Collection entries
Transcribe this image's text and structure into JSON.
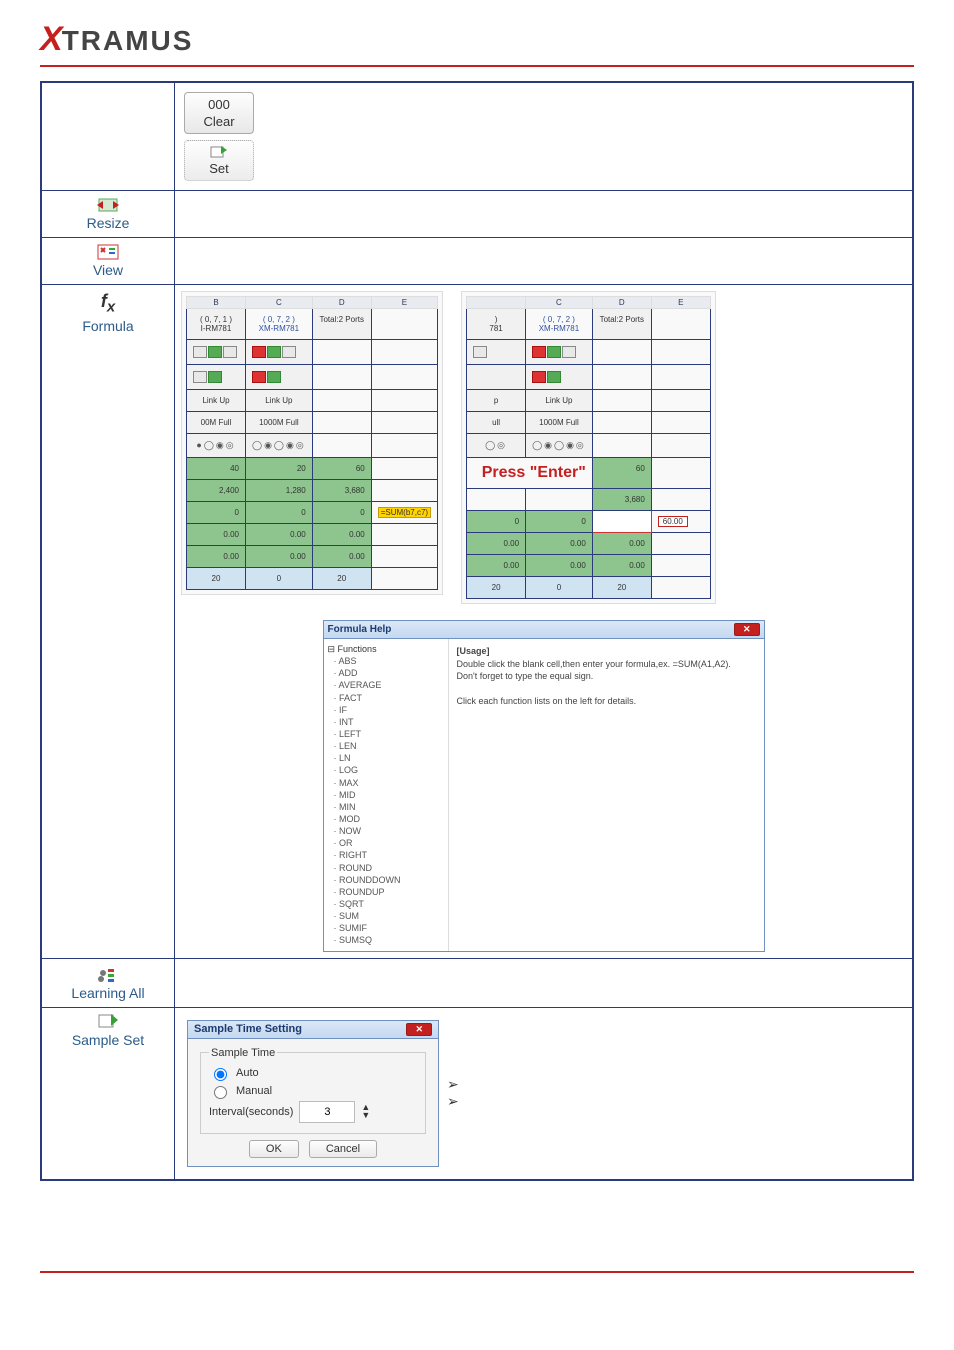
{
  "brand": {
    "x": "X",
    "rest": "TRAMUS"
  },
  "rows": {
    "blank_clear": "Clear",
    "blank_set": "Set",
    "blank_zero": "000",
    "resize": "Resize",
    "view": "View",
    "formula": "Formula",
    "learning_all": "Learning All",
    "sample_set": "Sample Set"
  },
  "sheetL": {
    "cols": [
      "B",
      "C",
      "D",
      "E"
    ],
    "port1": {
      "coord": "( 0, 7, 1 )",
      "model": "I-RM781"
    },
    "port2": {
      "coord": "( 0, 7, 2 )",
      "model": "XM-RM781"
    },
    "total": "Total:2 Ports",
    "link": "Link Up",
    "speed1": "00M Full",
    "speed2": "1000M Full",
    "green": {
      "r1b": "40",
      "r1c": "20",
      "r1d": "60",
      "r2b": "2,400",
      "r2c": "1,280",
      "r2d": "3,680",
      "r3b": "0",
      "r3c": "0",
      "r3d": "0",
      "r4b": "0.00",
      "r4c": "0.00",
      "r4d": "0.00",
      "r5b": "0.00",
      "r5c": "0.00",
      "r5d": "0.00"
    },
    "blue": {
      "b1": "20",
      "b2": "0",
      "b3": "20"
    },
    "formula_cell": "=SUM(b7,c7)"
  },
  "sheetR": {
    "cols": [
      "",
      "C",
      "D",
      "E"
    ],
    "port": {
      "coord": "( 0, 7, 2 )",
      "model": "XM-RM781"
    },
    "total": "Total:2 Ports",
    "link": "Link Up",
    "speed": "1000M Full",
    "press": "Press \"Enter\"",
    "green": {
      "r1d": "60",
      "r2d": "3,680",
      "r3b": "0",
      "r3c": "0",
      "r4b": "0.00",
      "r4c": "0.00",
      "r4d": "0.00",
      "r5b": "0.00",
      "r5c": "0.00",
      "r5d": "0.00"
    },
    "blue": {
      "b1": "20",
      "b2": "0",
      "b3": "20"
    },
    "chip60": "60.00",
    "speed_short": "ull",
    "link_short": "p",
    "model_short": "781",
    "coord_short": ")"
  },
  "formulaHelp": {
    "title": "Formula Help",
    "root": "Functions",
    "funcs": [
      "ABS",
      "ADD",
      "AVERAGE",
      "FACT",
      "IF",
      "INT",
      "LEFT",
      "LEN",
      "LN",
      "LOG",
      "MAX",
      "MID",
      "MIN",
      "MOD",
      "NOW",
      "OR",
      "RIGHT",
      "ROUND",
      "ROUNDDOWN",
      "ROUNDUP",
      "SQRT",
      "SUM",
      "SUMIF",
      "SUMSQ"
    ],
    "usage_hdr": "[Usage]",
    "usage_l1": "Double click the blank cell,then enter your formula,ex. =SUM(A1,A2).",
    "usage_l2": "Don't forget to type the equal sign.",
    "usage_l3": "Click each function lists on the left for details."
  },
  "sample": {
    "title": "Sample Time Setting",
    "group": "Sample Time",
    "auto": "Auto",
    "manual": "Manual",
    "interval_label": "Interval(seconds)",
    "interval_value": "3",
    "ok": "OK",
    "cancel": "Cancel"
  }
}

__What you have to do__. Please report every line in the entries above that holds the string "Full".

__Worked solution__.
    "speed1": "00M Full",
    "speed2": "1000M Full",
    "speed": "1000M Full",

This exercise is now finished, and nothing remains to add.